Peat Moss May Save The Earth From Runaway Climate Change
The Gaia hypothesis proposes a fantastic means exists for keeping the earth stable enough for life, in part reliant on climate controls exerted by living organisms. As Wikipedia says: "...living and nonliving parts of the earth are viewed as a complex interacting system that can be thought of as a single organism. Named after the Greek earth goddess, this hypothesis postulates that all living things have a regulatory effect on the Earth's environment that promotes life overall." A newly documented climate-positive plant succession has been documented that is consistent with Gaia, and suggests there is hope for a more stable Climate future.
"The thawing of vast stretches of Canadian permafrost -- widely seen as a "ticking time bomb" of climate change because of its expected liberation of billions of tonnes of pent-up methane and carbon dioxide -- may be much less of a threat than previously believed, according to a new U.S. study of freshly unfrozen peat lands across Western Canada's northern frontier.
Although the melting of underlying permafrost will release huge amounts of the greenhouse gases blamed for fueling global warming, researchers who sampled three sites in boreal Alberta, Saskatchewan and Manitoba have discovered that the warmer, softer, wetter soil that results also promotes the growth of new mosses that capture and store about as much carbon from the atmosphere as the thawed ground releases."This can only be good news...coming while we have been quite short of encouraging signs for the future of earth. And, it underscores how important it is to conserve the vast peat land resources of the far north -instead of mindlessly squandering them with oil extracting enterprises. Plus it gives Rush Limbaugh some fodder for attacking Chicken Little environmentalists 'who were wrong again about climate change,' and allowing him to push the good news: never give up; it's always worth trying to make things better.
The disappearance of relict permafrost in boreal north America: Effects on peatland carbon storage and fluxes
* M. R. TURETSKY**Departments of Plant Biology and Fisheries and Wildlife, Michigan State University, East Lansing, MI 48824, USA, , * R. K. WIEDER††Department of Biology, Villanova University, Villanova, PA, USA, , * D. H. VITT‡‡Department of Plant Biology, Southern Illinois University Carbondale, Carbondale, IL, USA, , * R. J. EVANS§§National Renewable Energy Laboratory, Golden, CO, USA, * K. D. SCOTT††Department of Biology, Villanova University, Villanova, PA, USA,
* *Departments of Plant Biology and Fisheries and Wildlife, Michigan State University, East Lansing, MI 48824, USA, †Department of Biology, Villanova University, Villanova, PA, USA, ‡Department of Plant Biology, Southern Illinois University Carbondale, Carbondale, IL, USA, §National Renewable Energy Laboratory, Golden, CO, USA
Correspondence: Merritt Turetsky, tel. +517 353 5554, fax +517 353 1926, e-mail: email@example.comAbstract

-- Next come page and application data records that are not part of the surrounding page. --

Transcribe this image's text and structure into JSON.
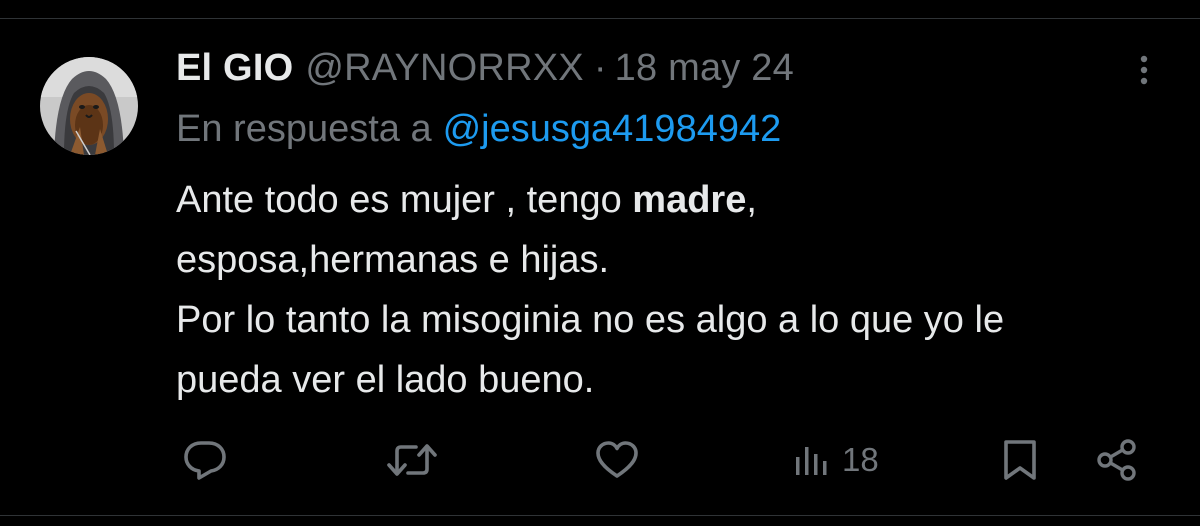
{
  "tweet": {
    "author": {
      "display_name": "El GIO",
      "handle": "@RAYNORRXX",
      "separator": "·",
      "date": "18 may 24"
    },
    "reply": {
      "prefix": "En respuesta a",
      "handle": "@jesusga41984942"
    },
    "text": {
      "line1_pre": "Ante todo es mujer , tengo ",
      "line1_bold": "madre",
      "line1_post": ",",
      "line2": "esposa,hermanas e hijas.",
      "line3": "Por lo tanto la misoginia no es algo a lo que yo le",
      "line4": "pueda ver el lado bueno."
    },
    "actions": {
      "reply_icon": "reply-icon",
      "retweet_icon": "retweet-icon",
      "like_icon": "heart-icon",
      "views_icon": "views-icon",
      "views_count": "18",
      "bookmark_icon": "bookmark-icon",
      "share_icon": "share-icon"
    },
    "colors": {
      "background": "#000000",
      "text": "#e7e9ea",
      "muted": "#71767b",
      "link": "#1d9bf0",
      "divider": "#2f3336"
    }
  }
}
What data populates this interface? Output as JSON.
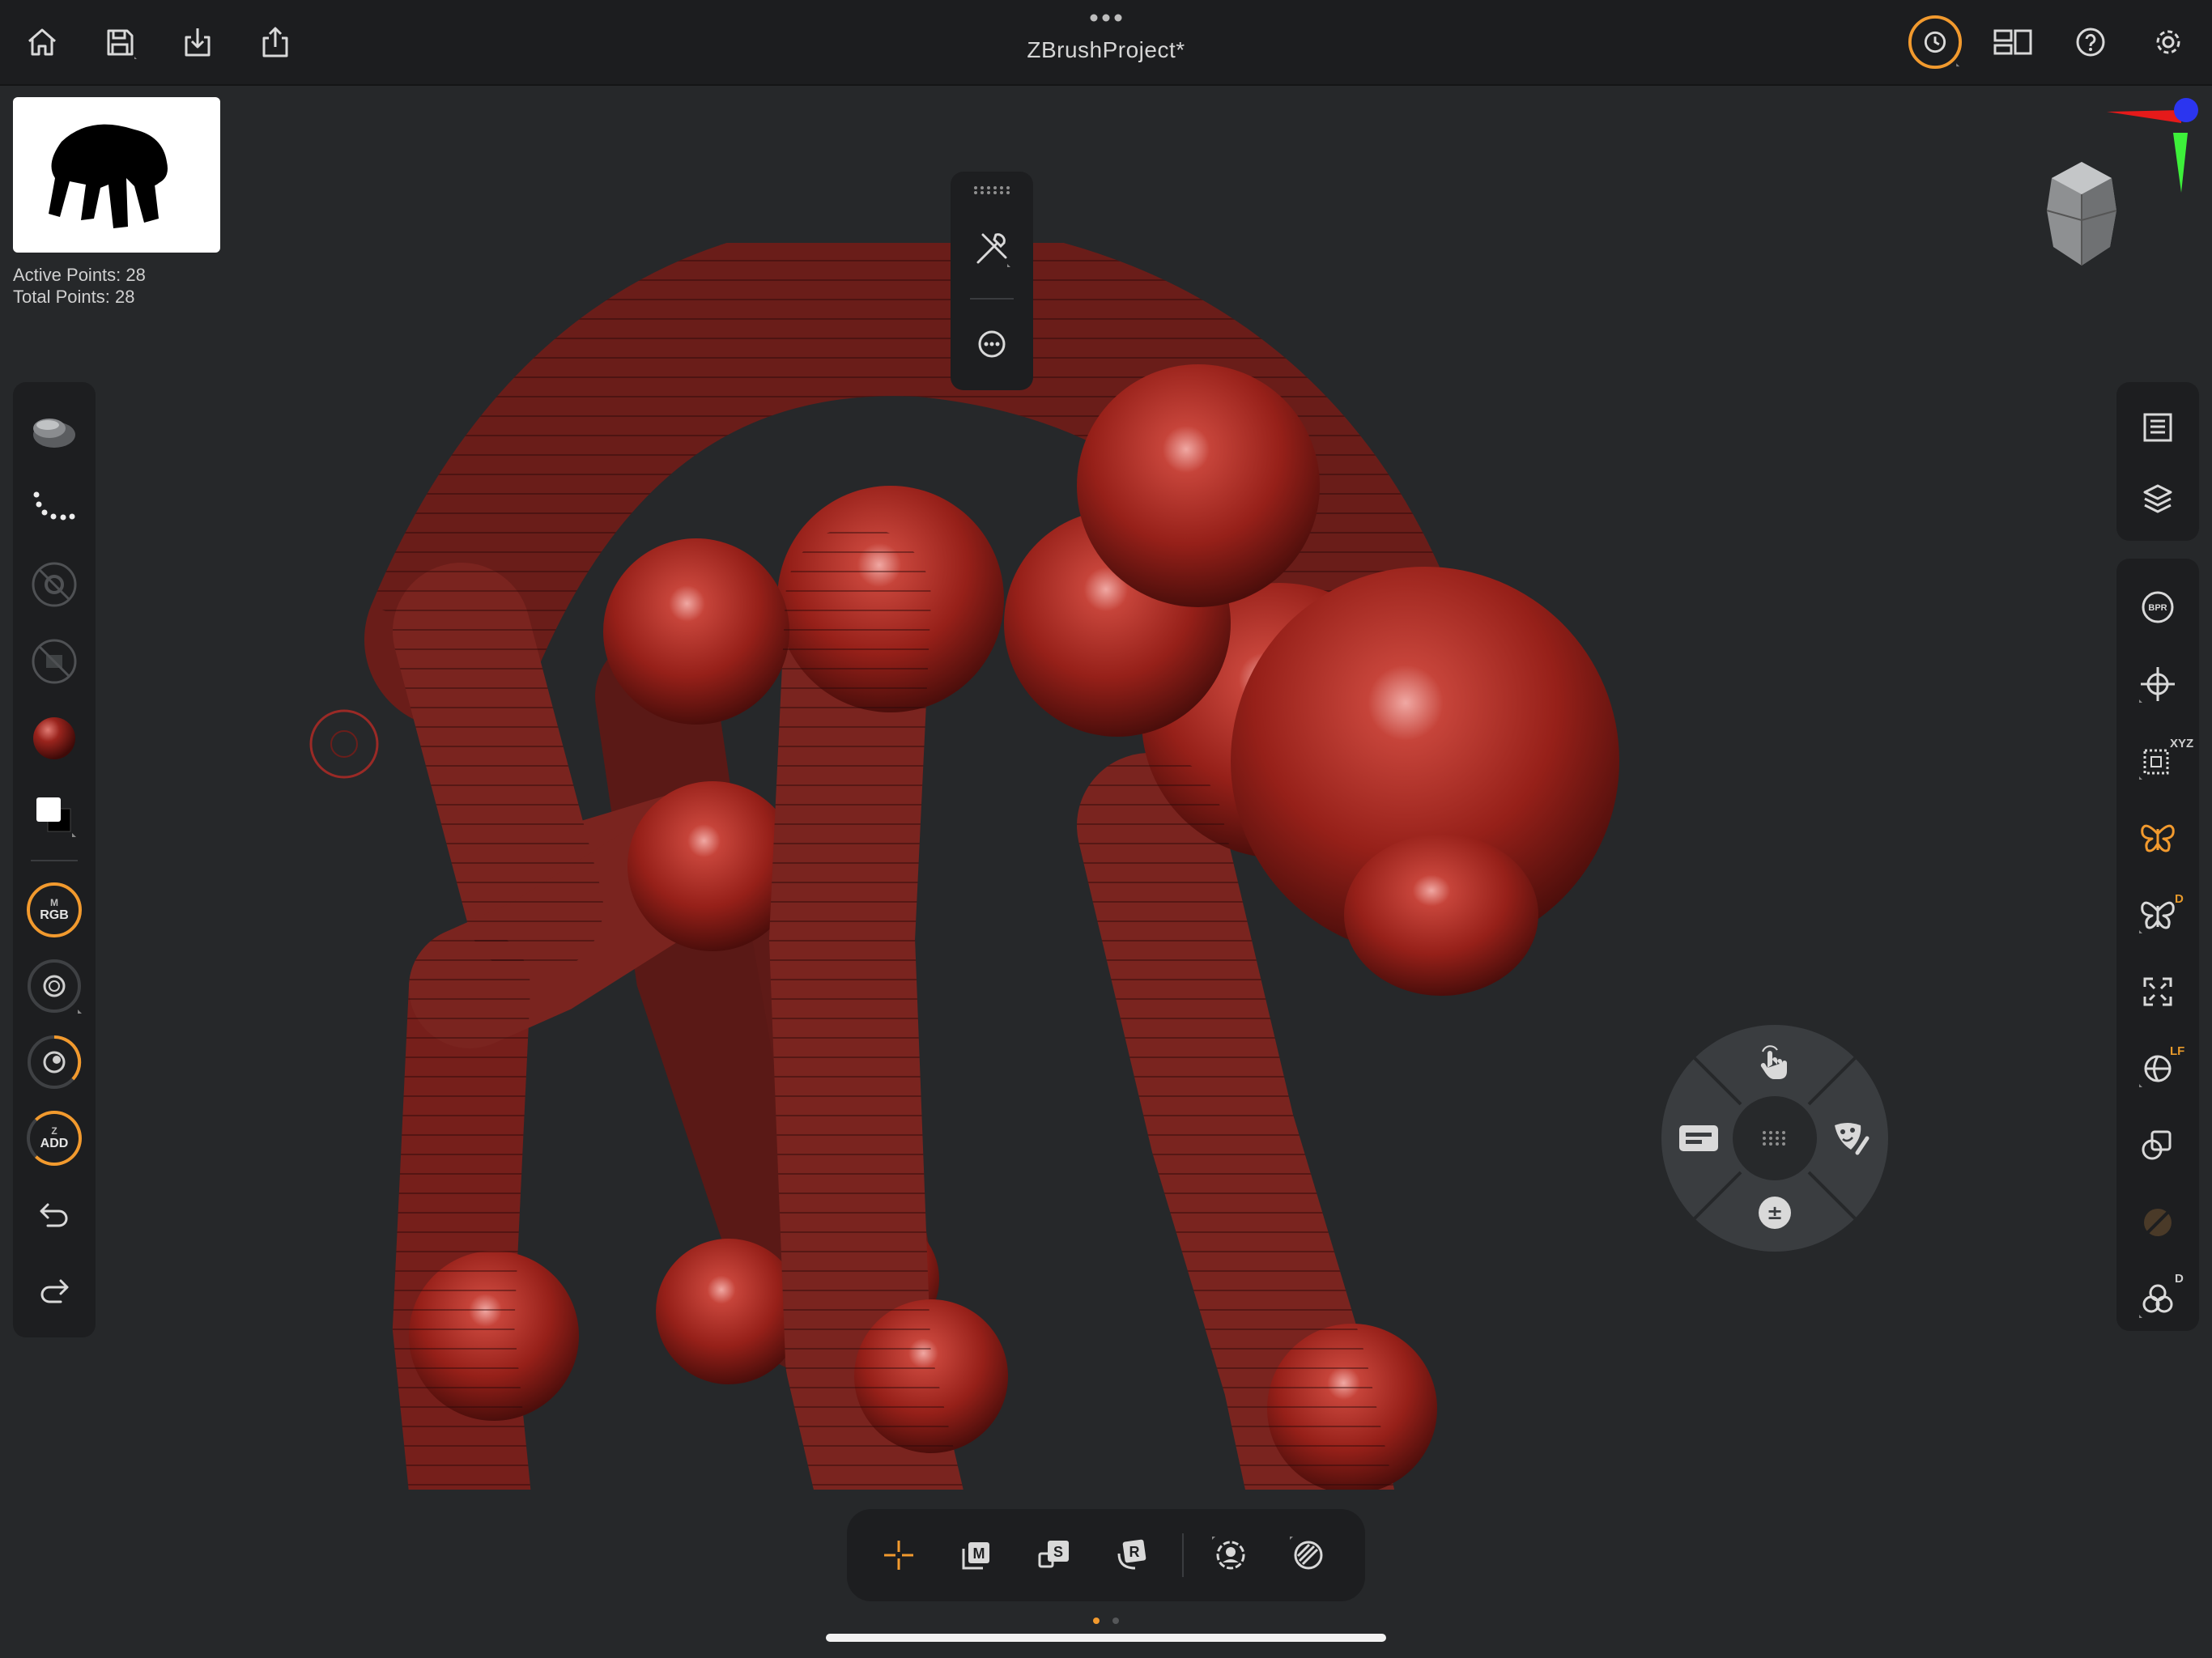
{
  "app": {
    "title": "ZBrushProject*",
    "accent_color": "#f29a2e",
    "model_color": "#9b2620"
  },
  "topbar": {
    "left_icons": [
      "home-icon",
      "save-icon",
      "import-icon",
      "share-icon"
    ],
    "right_icons": [
      "history-icon",
      "layout-icon",
      "help-icon",
      "settings-icon"
    ]
  },
  "info": {
    "active_points": "Active Points: 28",
    "total_points": "Total Points: 28"
  },
  "left_toolbar": {
    "items": [
      "brush-icon",
      "stroke-icon",
      "alpha-icon",
      "texture-icon",
      "material-sphere-icon",
      "color-swatch-icon"
    ],
    "rgb_small": "M",
    "rgb_big": "RGB",
    "zadd_small": "Z",
    "zadd_big": "ADD",
    "bottom_items": [
      "draw-size-icon",
      "focal-shift-icon",
      "undo-icon",
      "redo-icon"
    ]
  },
  "floating_menu": {
    "items": [
      "tool-icon",
      "more-icon"
    ]
  },
  "right_toolbar_top": {
    "items": [
      "sub-palette-icon",
      "layers-icon"
    ]
  },
  "right_toolbar": {
    "bpr_label": "BPR",
    "xyz_badge": "XYZ",
    "d_badge": "D",
    "lf_badge": "LF",
    "d2_badge": "D",
    "items": [
      "bpr-icon",
      "floor-grid-icon",
      "symmetry-icon",
      "symmetry-d-icon",
      "frame-icon",
      "polyframe-icon",
      "transparency-icon",
      "solo-icon",
      "flat-material-icon",
      "blend-icon"
    ]
  },
  "radial_menu": {
    "items": [
      "gesture-icon",
      "mask-icon",
      "add-subtract-icon",
      "text-icon",
      "grid-icon"
    ],
    "center_label": "±"
  },
  "bottom_toolbar": {
    "items": [
      "transform-icon",
      "move-icon",
      "scale-icon",
      "rotate-icon",
      "gizmo-icon",
      "edit-icon"
    ],
    "move_label": "M",
    "scale_label": "S",
    "rotate_label": "R"
  }
}
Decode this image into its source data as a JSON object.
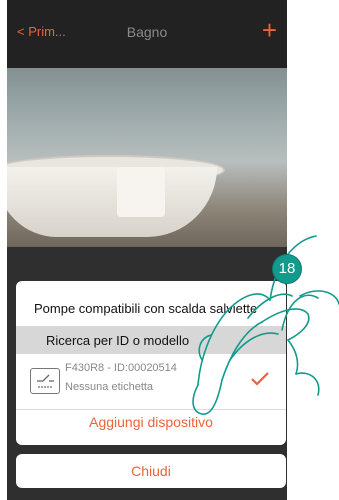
{
  "nav": {
    "back_label": "Prim...",
    "title": "Bagno",
    "add_symbol": "+"
  },
  "dialog": {
    "title": "Pompe compatibili con scalda salviette",
    "search_label": "Ricerca per ID o modello",
    "device": {
      "code": "F430R8 - ID:00020514",
      "label": "Nessuna etichetta",
      "icon": "actuator-icon"
    },
    "add_label": "Aggiungi dispositivo",
    "close_label": "Chiudi"
  },
  "step_badge": "18",
  "colors": {
    "accent": "#e8643a",
    "teal": "#119b8c"
  }
}
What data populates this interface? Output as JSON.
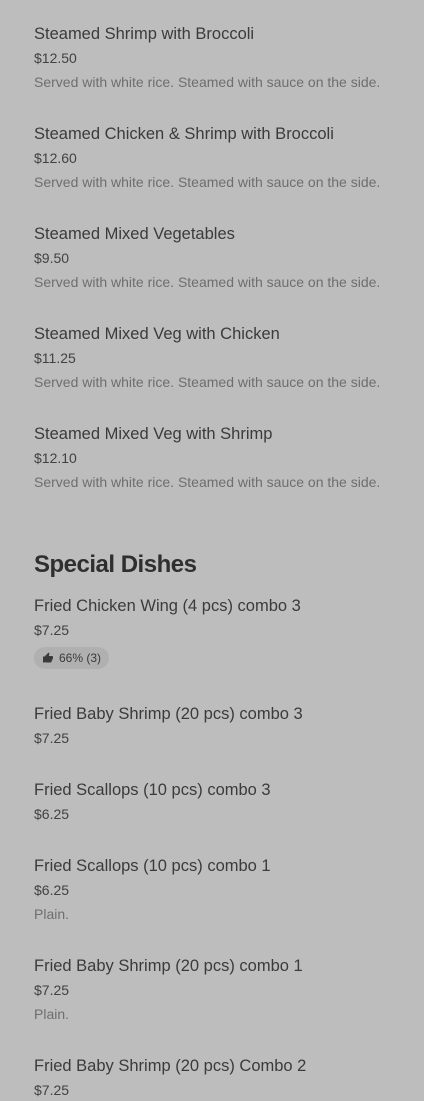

Boreal peatlands in Canada have harbored relict permafrost since the Little Ice Age due to the strong insulating properties of peat. Ongoing climate change has triggered widespread degradation of localized permafrost in peatlands across continental Canada. Here, we explore the influence of differing permafrost regimes (bogs with no surface permafrost, localized permafrost features with surface permafrost, and internal lawns representing areas of permafrost degradation) on rates of peat accumulation at the southernmost limit of permafrost in continental Canada. Net organic matter accumulation generally was greater in unfrozen bogs and internal lawns than in the permafrost landforms, suggesting that surface permafrost inhibits peat accumulation and that degradation of surface permafrost stimulates net carbon storage in peatlands. To determine whether differences in substrate quality across permafrost regimes control trace gas emissions to the atmosphere, we used a reciprocal transplant study to experimentally evaluate environmental versus substrate controls on carbon emissions from bog, internal lawn, and permafrost peat. Emissions of CO2 were highest from peat incubated in the localized permafrost feature, suggesting that slow organic matter accumulation rates are due, at least in part, to rapid decomposition in surface permafrost peat. Emissions of CH4 were greatest from peat incubated in the internal lawn, regardless of peat type. Localized permafrost features in peatlands represent relict surface permafrost in disequilibrium with the current climate of boreal North America, and therefore are extremely sensitive to ongoing and future climate change. Our results suggest that the loss of surface permafrost in peatlands increases net carbon storage as peat, though in terms of radiative forcing, increased CH4 emissions to the atmosphere will partially or even completely offset this enhanced peatland carbon sink for at least 70 years following permafrost degradation.